What seems to be working for the industry is the aggressive pricing, improving delivery services, and encouraging Internet growth trends, propelling the industry at a whopping 70% rate over the last five years.
India e-tailing inches closer to other markets, still has a long way to go
Among its emerging market peers China and Brazil, India holds the top spot as the fastest-growing country in terms of Internet user base. The country witnessed a sharp growth in Internet users with an average of over 40mn new users annually since 2013.
However, India is still a laggard when it comes to Internet penetration and spends compared to China and Brazil. A point to note is that data usage on mobile devices in India is on par with that of developed nations, mainly due to the entry of Jio and reduced data pricing, albeit two-third of users still remain on 2G networks.

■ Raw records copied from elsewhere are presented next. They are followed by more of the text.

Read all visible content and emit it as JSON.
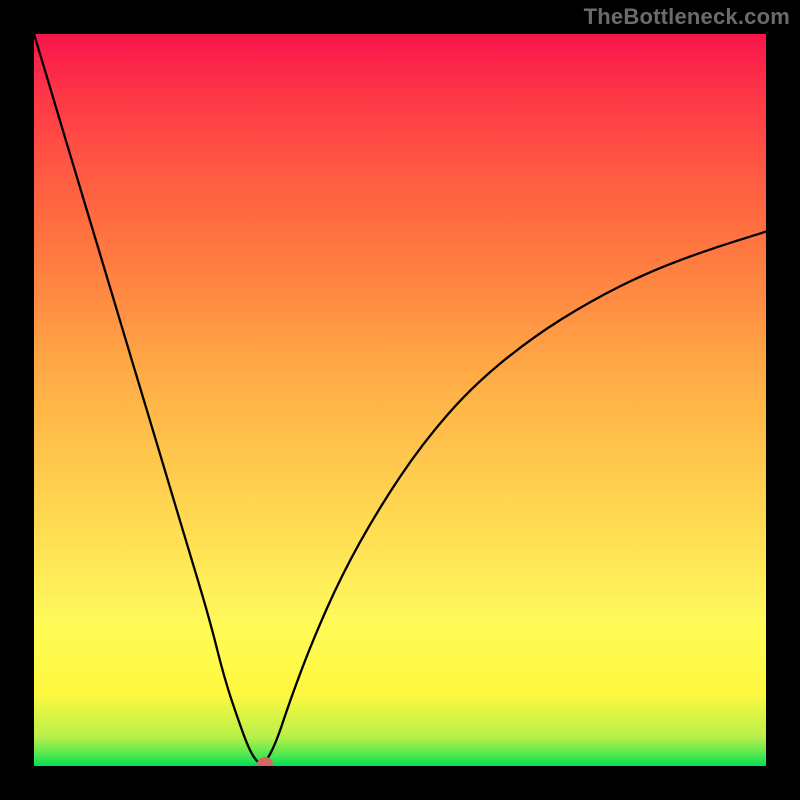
{
  "watermark": "TheBottleneck.com",
  "colors": {
    "frame_border": "#000000",
    "curve": "#000000",
    "marker": "#d46a5f",
    "gradient_top": "#f7144a",
    "gradient_mid": "#ffd24f",
    "gradient_bottom": "#00e053"
  },
  "chart_data": {
    "type": "line",
    "title": "",
    "xlabel": "",
    "ylabel": "",
    "xlim": [
      0,
      100
    ],
    "ylim": [
      0,
      100
    ],
    "grid": false,
    "series": [
      {
        "name": "bottleneck-curve",
        "x": [
          0,
          3,
          6,
          9,
          12,
          15,
          18,
          21,
          24,
          26,
          28,
          29.5,
          30.7,
          31.5,
          33,
          35,
          38,
          42,
          47,
          53,
          60,
          68,
          76,
          84,
          92,
          100
        ],
        "y": [
          100,
          90,
          80,
          70,
          60,
          50,
          40,
          30,
          20,
          12,
          6,
          2,
          0.3,
          0.3,
          3,
          9,
          17,
          26,
          35,
          44,
          52,
          58.5,
          63.5,
          67.5,
          70.5,
          73
        ]
      }
    ],
    "marker": {
      "x": 31.5,
      "y": 0.3
    },
    "gradient_stops": [
      {
        "pos": 0.0,
        "color": "#00e053"
      },
      {
        "pos": 0.015,
        "color": "#4de84f"
      },
      {
        "pos": 0.04,
        "color": "#b9f04a"
      },
      {
        "pos": 0.1,
        "color": "#fff83f"
      },
      {
        "pos": 0.19,
        "color": "#fffb56"
      },
      {
        "pos": 0.22,
        "color": "#fff45c"
      },
      {
        "pos": 0.3,
        "color": "#ffe254"
      },
      {
        "pos": 0.37,
        "color": "#ffd24f"
      },
      {
        "pos": 0.44,
        "color": "#ffc24b"
      },
      {
        "pos": 0.5,
        "color": "#ffb447"
      },
      {
        "pos": 0.56,
        "color": "#ffa445"
      },
      {
        "pos": 0.62,
        "color": "#ff9143"
      },
      {
        "pos": 0.68,
        "color": "#ff7f41"
      },
      {
        "pos": 0.74,
        "color": "#ff6e41"
      },
      {
        "pos": 0.8,
        "color": "#ff5d42"
      },
      {
        "pos": 0.86,
        "color": "#ff4a45"
      },
      {
        "pos": 0.92,
        "color": "#fd3547"
      },
      {
        "pos": 0.97,
        "color": "#fa2149"
      },
      {
        "pos": 1.0,
        "color": "#f7144a"
      }
    ]
  }
}
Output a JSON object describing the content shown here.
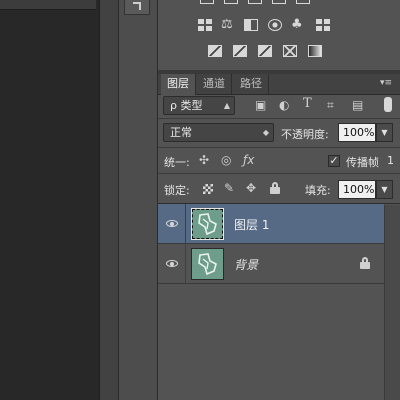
{
  "colors": {
    "panel_bg": "#535353",
    "canvas_bg": "#282828",
    "selected_row": "#566a86",
    "thumbnail": "#6f9d8c"
  },
  "adjustments": {
    "row1_icons": [
      "channel-mixer-icon",
      "color-balance-icon",
      "black-white-icon",
      "photo-filter-icon",
      "channel-icon",
      "color-lookup-icon"
    ],
    "row2_icons": [
      "invert-icon",
      "posterize-icon",
      "threshold-icon",
      "selective-color-icon",
      "gradient-map-icon"
    ]
  },
  "tabs": [
    {
      "label": "图层",
      "active": true
    },
    {
      "label": "通道",
      "active": false
    },
    {
      "label": "路径",
      "active": false
    }
  ],
  "filter": {
    "kind_label": "ρ 类型",
    "icons": [
      "pixel-filter-icon",
      "adjustment-filter-icon",
      "type-filter-icon",
      "shape-filter-icon",
      "smart-object-filter-icon",
      "toggle-filter-icon"
    ]
  },
  "blend": {
    "mode": "正常",
    "opacity_label": "不透明度:",
    "opacity_value": "100%"
  },
  "unify": {
    "label": "统一:",
    "propagate_label": "传播帧",
    "propagate_value": "1",
    "propagate_checked": true
  },
  "lock": {
    "label": "锁定:",
    "fill_label": "填充:",
    "fill_value": "100%"
  },
  "layers": [
    {
      "name": "图层 1",
      "selected": true,
      "visible": true,
      "locked": false
    },
    {
      "name": "背景",
      "selected": false,
      "visible": true,
      "locked": true
    }
  ]
}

As Internet penetration and data usage increase, e-commerce is also witnessing better reception. However, a few trends pose barriers for the industry. According to a recent study by Google, Bain & Co, and Omidyar Network, Internet usage in India is highly skewed with women and rural areas having less access compared to men and urban areas, respectively. Further, the report points out that of the 390mn (1 out of 3) people who buy online, only 40% make online transactions. Thus, three out of five customers are “non-transactors”— people who consume online content, but do not perform an online transaction.

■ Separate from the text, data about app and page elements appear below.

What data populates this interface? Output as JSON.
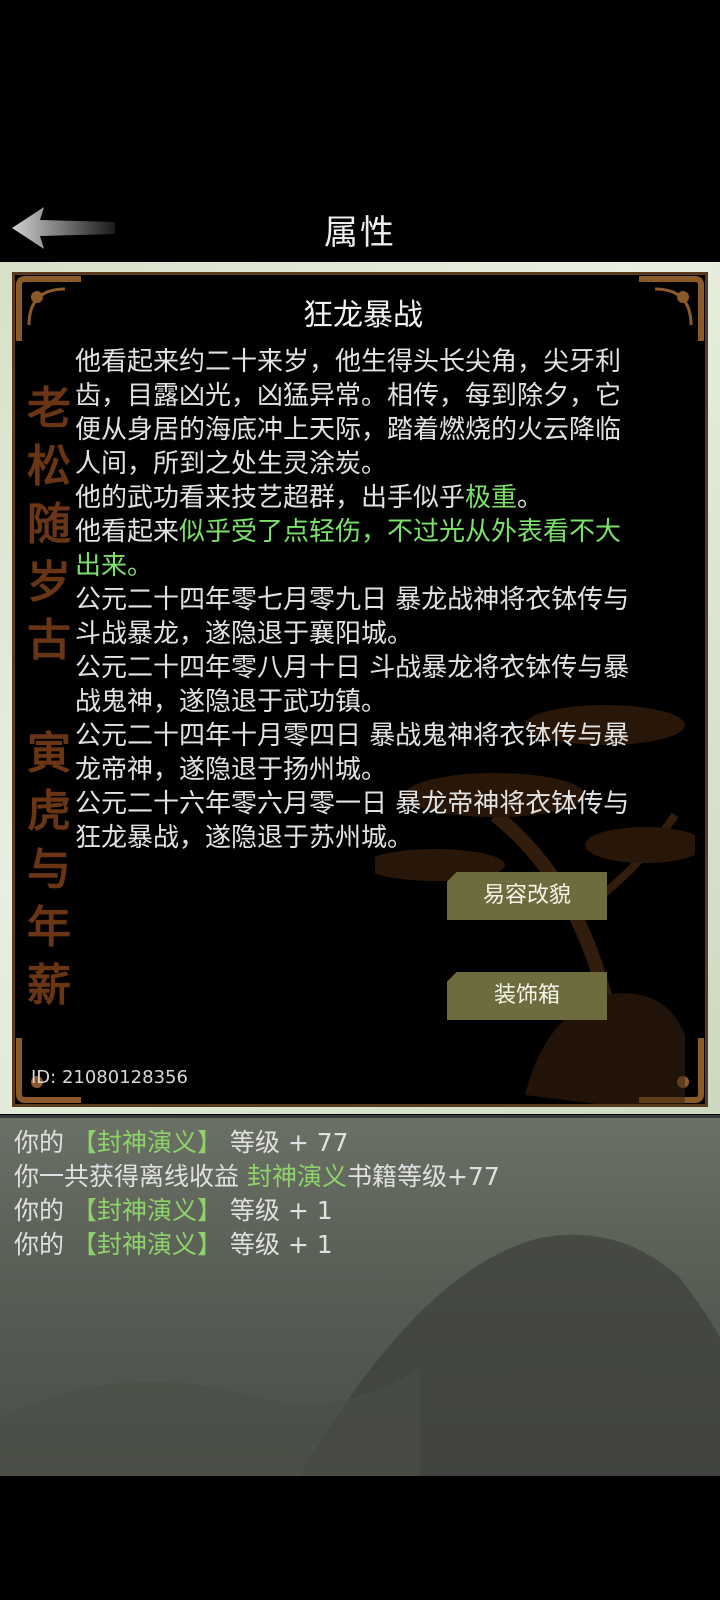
{
  "header": {
    "title": "属性"
  },
  "panel": {
    "character_name": "狂龙暴战",
    "calligraphy_left": "老松随岁古",
    "calligraphy_right": "寅虎与年薪",
    "description": [
      {
        "segments": [
          {
            "text": "他看起来约二十来岁，他生得头长尖角，尖牙利齿，目露凶光，凶猛异常。相传，每到除夕，它便从身居的海底冲上天际，踏着燃烧的火云降临人间，所到之处生灵涂炭。",
            "highlight": false
          }
        ]
      },
      {
        "segments": [
          {
            "text": "他的武功看来技艺超群，出手似乎",
            "highlight": false
          },
          {
            "text": "极重",
            "highlight": true
          },
          {
            "text": "。",
            "highlight": false
          }
        ]
      },
      {
        "segments": [
          {
            "text": "他看起来",
            "highlight": false
          },
          {
            "text": "似乎受了点轻伤，不过光从外表看不大出来。",
            "highlight": true
          }
        ]
      },
      {
        "segments": [
          {
            "text": "公元二十四年零七月零九日 暴龙战神将衣钵传与斗战暴龙，遂隐退于襄阳城。",
            "highlight": false
          }
        ]
      },
      {
        "segments": [
          {
            "text": "公元二十四年零八月十日 斗战暴龙将衣钵传与暴战鬼神，遂隐退于武功镇。",
            "highlight": false
          }
        ]
      },
      {
        "segments": [
          {
            "text": "公元二十四年十月零四日 暴战鬼神将衣钵传与暴龙帝神，遂隐退于扬州城。",
            "highlight": false
          }
        ]
      },
      {
        "segments": [
          {
            "text": "公元二十六年零六月零一日 暴龙帝神将衣钵传与狂龙暴战，遂隐退于苏州城。",
            "highlight": false
          }
        ]
      }
    ],
    "buttons": {
      "disguise": "易容改貌",
      "decor_box": "装饰箱"
    },
    "id_text": "ID:  21080128356"
  },
  "log": [
    [
      {
        "text": "你的 ",
        "green": false
      },
      {
        "text": "【封神演义】",
        "green": true
      },
      {
        "text": " 等级 + 77",
        "green": false
      }
    ],
    [
      {
        "text": "你一共获得离线收益 ",
        "green": false
      },
      {
        "text": "封神演义",
        "green": true
      },
      {
        "text": "书籍等级+77",
        "green": false
      }
    ],
    [
      {
        "text": "你的 ",
        "green": false
      },
      {
        "text": "【封神演义】",
        "green": true
      },
      {
        "text": " 等级 + 1",
        "green": false
      }
    ],
    [
      {
        "text": "你的 ",
        "green": false
      },
      {
        "text": "【封神演义】",
        "green": true
      },
      {
        "text": " 等级 + 1",
        "green": false
      }
    ]
  ],
  "colors": {
    "highlight": "#7de06c",
    "button_bg": "#6e6c3e",
    "frame": "#6a3515"
  },
  "icons": {
    "back": "back-arrow-icon"
  }
}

Offline to online transactions – the longest distance
These 230mn (60% of 390mn) online consumers do not transact online, but use e-commerce platforms only to research products and then buy them offline. The report attributes this behavior to the absence of trust in obtaining the desired product quality online, lack of tangibility, greater convenience in buying offline, and concerns regarding grievance redressal.
The report adds that 20% of the respondents of the survey stopped transacting online after their first purchase due to negative experiences such as substandard product quality.

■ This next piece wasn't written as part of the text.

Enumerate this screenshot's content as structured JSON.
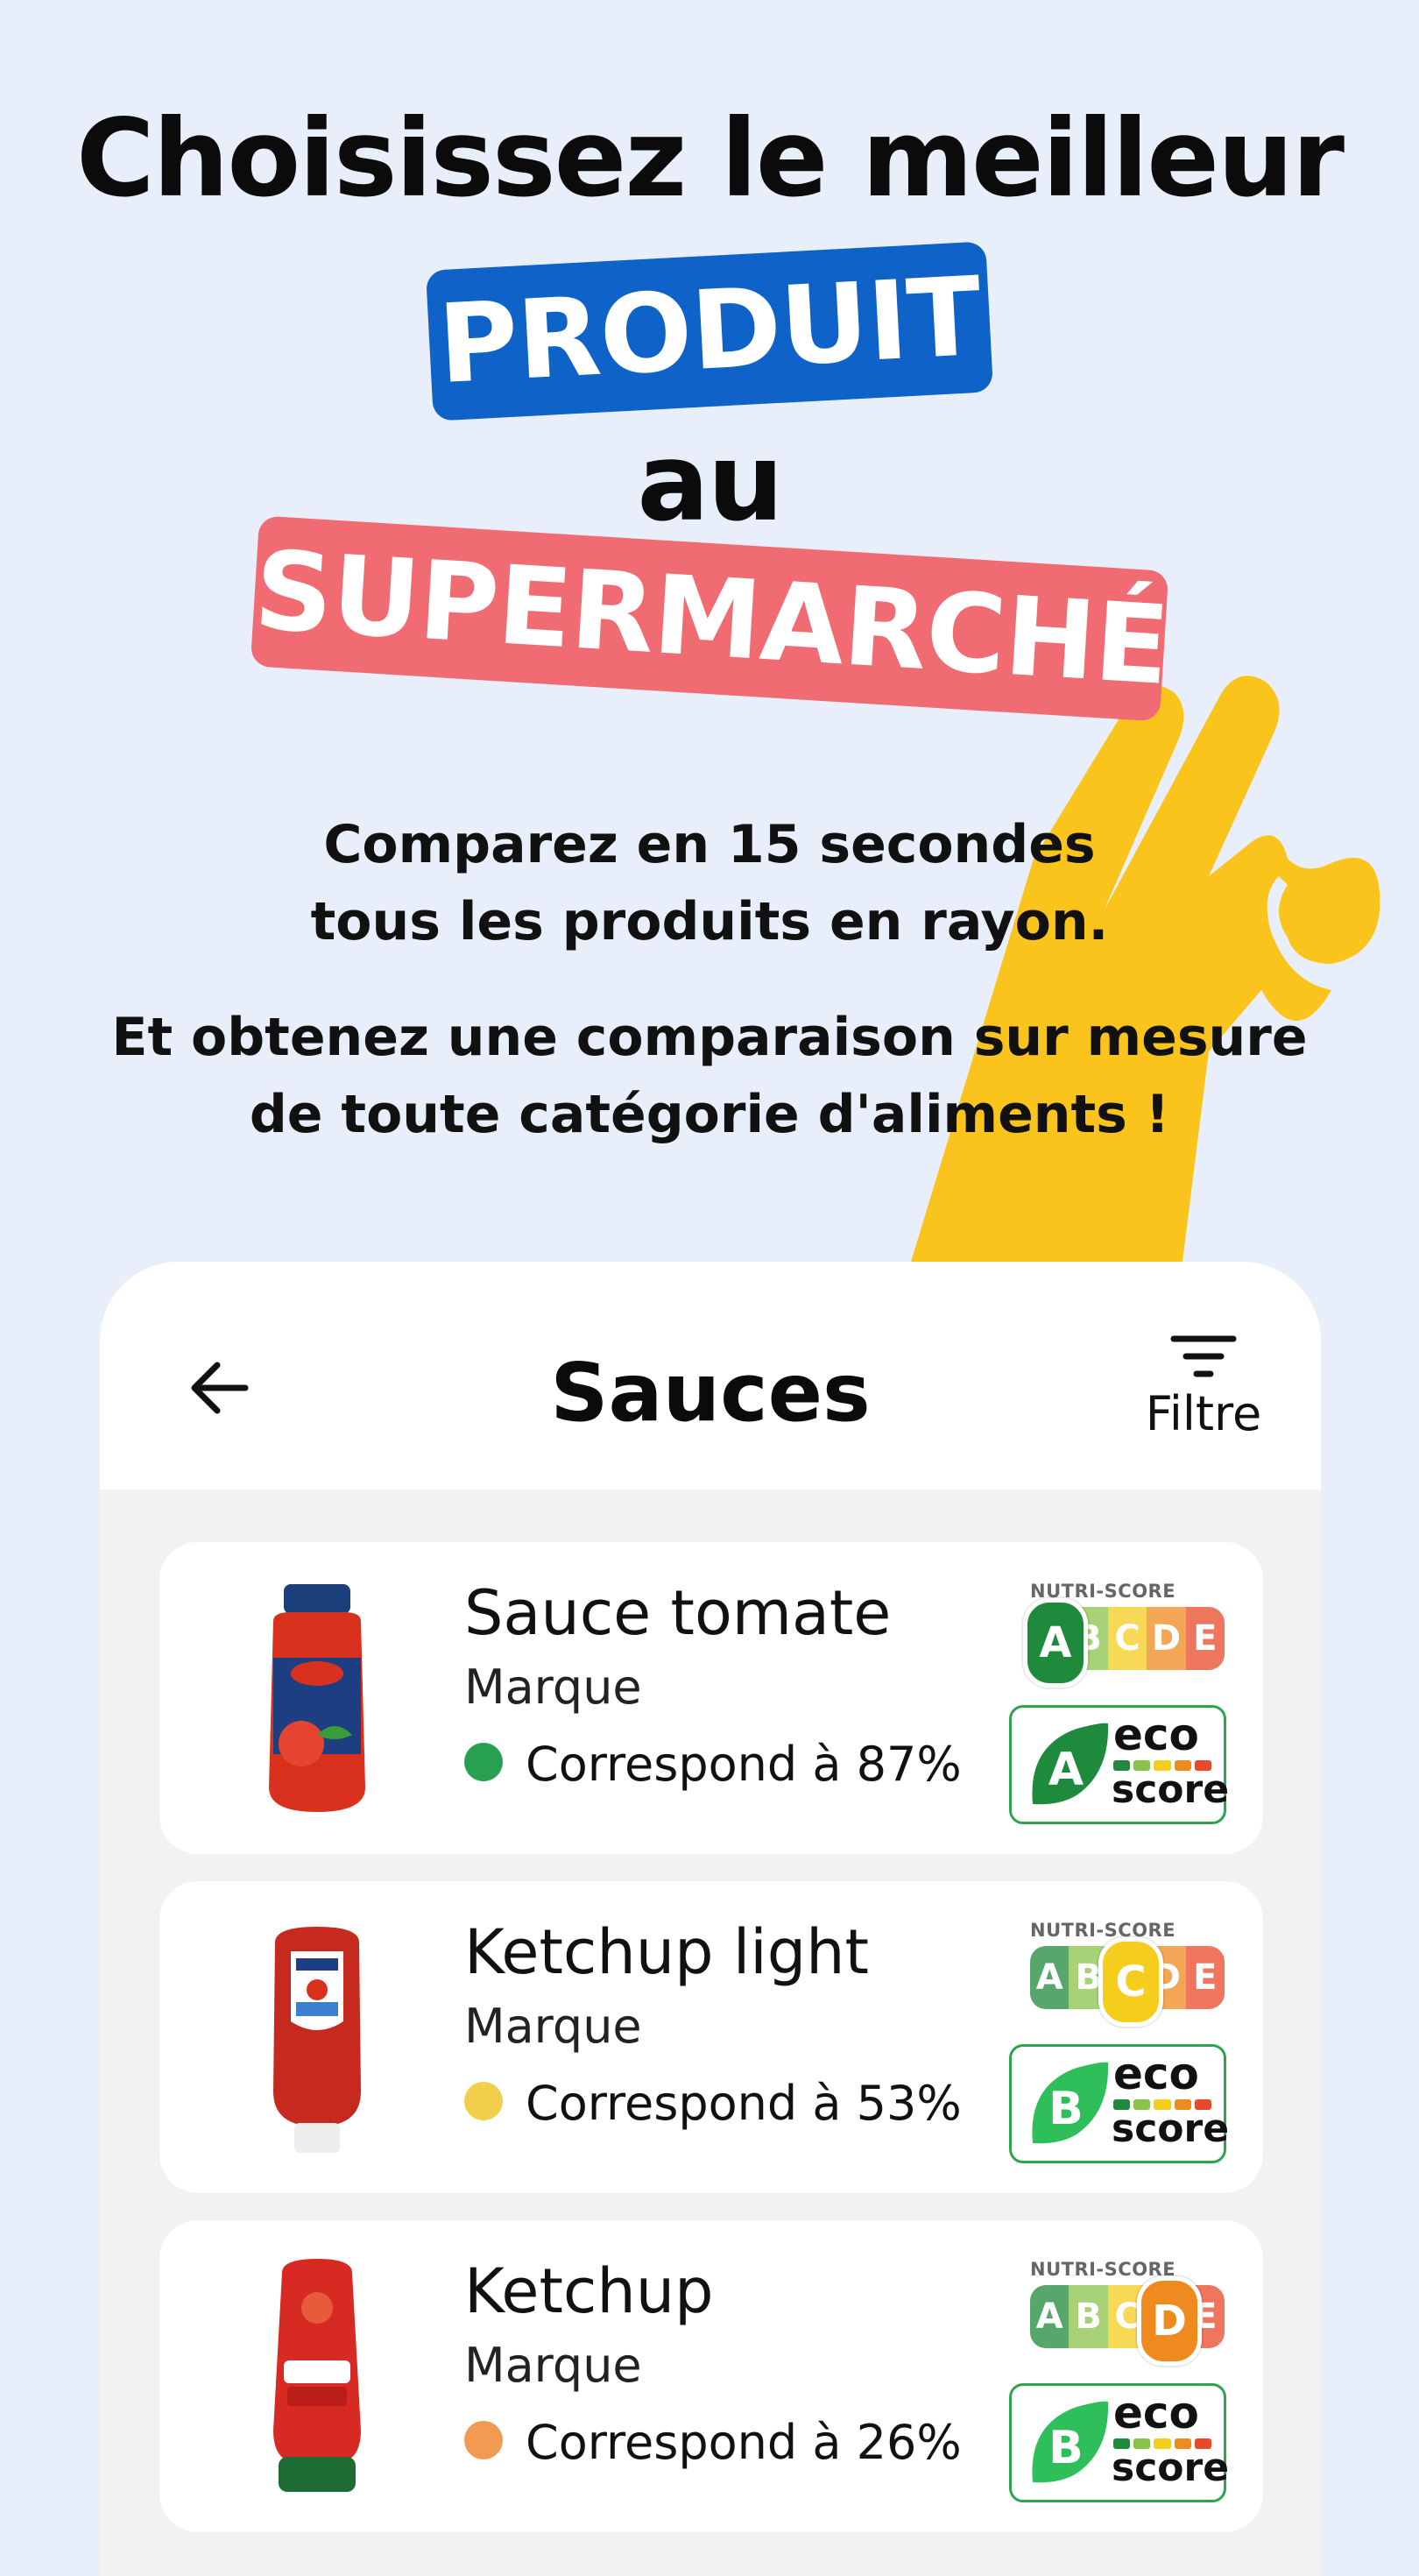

The initial strategy of industry players of aggressively discounting their products has also worked against them in this context, as they begin to reduce the discounts. Delivery hassles and delays also rank high among the reasons why consumers don’t transact online.
What can companies do to regain the lost customers?
Companies are taking a sizeable hit in terms of ad and marketing spends owing to the loss of customers at the final stage of buying. They are now recognizing the massive opportunity at hand — if they manage to make these customers’ transition to transaction possible.
To begin with, firms can enhance their grievance redressal mechanism by assuring customers of friendly returns and refund policies. For example, last year, apparel website Myntra released two TV commercials to highlight its “easy returns and instant refunds” policy.
Further, to address the tangibility aspect, companies can come up with innovative models for certain products; for example, eyewear e-store Lenskart.com provides frame trials at home to customers.
In addition, reliability on online channels can be increased by making quicker delivery options available at a premium, such as Amazon Prime Delivery and Flipkart First, and by further streamlining logistics and supply chains.
Better access to customer care and quick redressal of complaints will also help the migration of non-transactors to the other side to a considerable extent. For instance, Amazon India has a scope for improvement with respect to customer care access. With no phone numbers available on the app or the website, only email and chat options are available as contact points. The company does connect via calls when you choose the call option, but this is only visible after the customer goes through several web pages.
Companies need to specifically target customers who were lost following a first-purchase-gone-wrong episode using better retention strategies. Targeted ads, better engagement, and initiatives on spreading awareness about hassle-free shopping will also help firms go a long way in convincing non-transactors to begin purchasing online. After all, e-commerce in India is a $50bn opportunity that waits to be unlocked.